Interviewing developers

I hear it a lot in Kansas City: “We can’t find good engineering talent,” followed by some excuse.

“Engineers are spoiled by the high salaries at big companies.” “Programmers have so many options that it’s hard to compete.” “Great developers are drawn to the “coasts” and not the Midwest.”

These premises are false.

The real reason developers aren’t taking offers from your company is the draining interview process.

In a market full of job opportunities, applicants don’t have the time to research your company thoroughly. We rely on the interview process to give us a sense of how working at the company will be like.

For this reason so many developers ignore potentially great fits because the company fails to put forth any sort of effort during the interview process.

The technical phone screen

The biggest mistakes happen during the initial “phone screen.”

This phase typically consists of rapid fire questions pulled from the first result found on Google. “Top 100 C# interview questions.”

Did you realize that the applicant read that same article last night in preparation?

Prefer home-grown questions. Prompt your developers to come up with a small handful of technical questions that apply directly to the work the new developer will be doing.

The nature of the questions is often problematic.
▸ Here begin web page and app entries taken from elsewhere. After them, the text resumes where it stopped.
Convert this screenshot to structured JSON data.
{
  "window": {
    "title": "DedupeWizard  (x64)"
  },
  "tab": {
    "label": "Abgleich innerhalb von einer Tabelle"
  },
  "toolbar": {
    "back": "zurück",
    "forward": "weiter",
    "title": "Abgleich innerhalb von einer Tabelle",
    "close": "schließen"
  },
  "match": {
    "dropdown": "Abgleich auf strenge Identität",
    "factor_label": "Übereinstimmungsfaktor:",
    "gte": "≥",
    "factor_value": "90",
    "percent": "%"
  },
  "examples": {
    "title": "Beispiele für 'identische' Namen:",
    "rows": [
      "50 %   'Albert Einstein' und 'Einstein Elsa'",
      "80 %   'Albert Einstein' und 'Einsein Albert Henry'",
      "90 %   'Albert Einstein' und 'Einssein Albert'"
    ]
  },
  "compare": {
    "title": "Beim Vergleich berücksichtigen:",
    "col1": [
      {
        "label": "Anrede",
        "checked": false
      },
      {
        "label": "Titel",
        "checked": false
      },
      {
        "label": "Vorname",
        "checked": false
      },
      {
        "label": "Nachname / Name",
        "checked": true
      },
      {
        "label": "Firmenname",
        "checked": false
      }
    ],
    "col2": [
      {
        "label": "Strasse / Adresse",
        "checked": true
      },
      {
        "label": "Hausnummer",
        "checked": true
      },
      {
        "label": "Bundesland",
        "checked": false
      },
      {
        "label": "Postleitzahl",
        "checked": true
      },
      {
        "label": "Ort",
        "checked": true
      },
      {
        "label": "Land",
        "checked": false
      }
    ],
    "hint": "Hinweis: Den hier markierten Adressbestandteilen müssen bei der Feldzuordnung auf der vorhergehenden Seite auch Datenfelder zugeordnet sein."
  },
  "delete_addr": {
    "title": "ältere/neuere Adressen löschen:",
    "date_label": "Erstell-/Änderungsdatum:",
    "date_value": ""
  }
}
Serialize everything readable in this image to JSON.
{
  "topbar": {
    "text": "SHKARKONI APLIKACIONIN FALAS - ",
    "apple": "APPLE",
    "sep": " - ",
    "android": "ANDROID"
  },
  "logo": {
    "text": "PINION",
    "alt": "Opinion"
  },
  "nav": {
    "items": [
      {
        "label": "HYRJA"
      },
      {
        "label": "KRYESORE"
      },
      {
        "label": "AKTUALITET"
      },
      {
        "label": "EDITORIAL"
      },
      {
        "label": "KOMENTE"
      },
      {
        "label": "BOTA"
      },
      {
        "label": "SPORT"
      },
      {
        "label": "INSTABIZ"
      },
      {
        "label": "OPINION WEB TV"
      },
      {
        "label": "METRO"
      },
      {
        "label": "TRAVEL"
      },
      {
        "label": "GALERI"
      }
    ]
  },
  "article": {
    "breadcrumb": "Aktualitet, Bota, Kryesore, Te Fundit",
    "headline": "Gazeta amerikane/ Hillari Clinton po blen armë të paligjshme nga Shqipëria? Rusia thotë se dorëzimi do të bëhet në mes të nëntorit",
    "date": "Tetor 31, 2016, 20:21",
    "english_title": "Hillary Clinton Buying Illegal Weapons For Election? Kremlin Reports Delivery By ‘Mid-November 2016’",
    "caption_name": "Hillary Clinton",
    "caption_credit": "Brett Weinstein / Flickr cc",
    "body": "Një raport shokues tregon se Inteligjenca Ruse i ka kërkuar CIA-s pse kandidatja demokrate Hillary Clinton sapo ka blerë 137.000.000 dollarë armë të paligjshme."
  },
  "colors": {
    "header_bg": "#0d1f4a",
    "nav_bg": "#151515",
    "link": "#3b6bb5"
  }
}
An applicant’s ability to define an abstract class does not indicate their ability to actually implement it. Favor questions that display critical thinking rather than recall ability.

Consider a conversational approach. Ask which technologies interest the applicant and why. This answer will be genuine. You can get a great sense of their comfort level based on how they answer.

Give them a reason to care

It’s true that the applicant applied to work for your company, but that does not mean they will take your written offer blindly.

Give them a reason to join the company. That initial phone screen is your only opportunity to make the applicant excited about continuing the process.

Explain the company’s vision, values, the work/life balance and the interesting problems you are solving. If any of these are missing, consider why you think you can hire a developer in the first place.

This will naturally bring out the applicant’s curiosity. Be prepared to answer their questions and hold a deep conversation.

If you have to prompt them, “now do you have any questions for me?” you’ve failed.

Represent your culture

The interview demonstrates your company’s culture. If an hour-long interrogation is representative, then prepare to bid farewell to the applicant.

Have developers from the team to meet the applicant. Include future coworkers in on the call or allow them to meet in the privacy of a conference room.

Allow the developer to solve an interesting problem either during the interview or at home. Don’t burden them. It should be light yet insightful, fun yet challenging. Leave them craving for more. The best developers will stay just for that.

It isn’t difficult to hire new team members if you display effort and interest. Drop the culture of cross examination and aim to be inclusive.

The right talent will come to find you.

Published on September 24, 2016 by Serge Nevsky.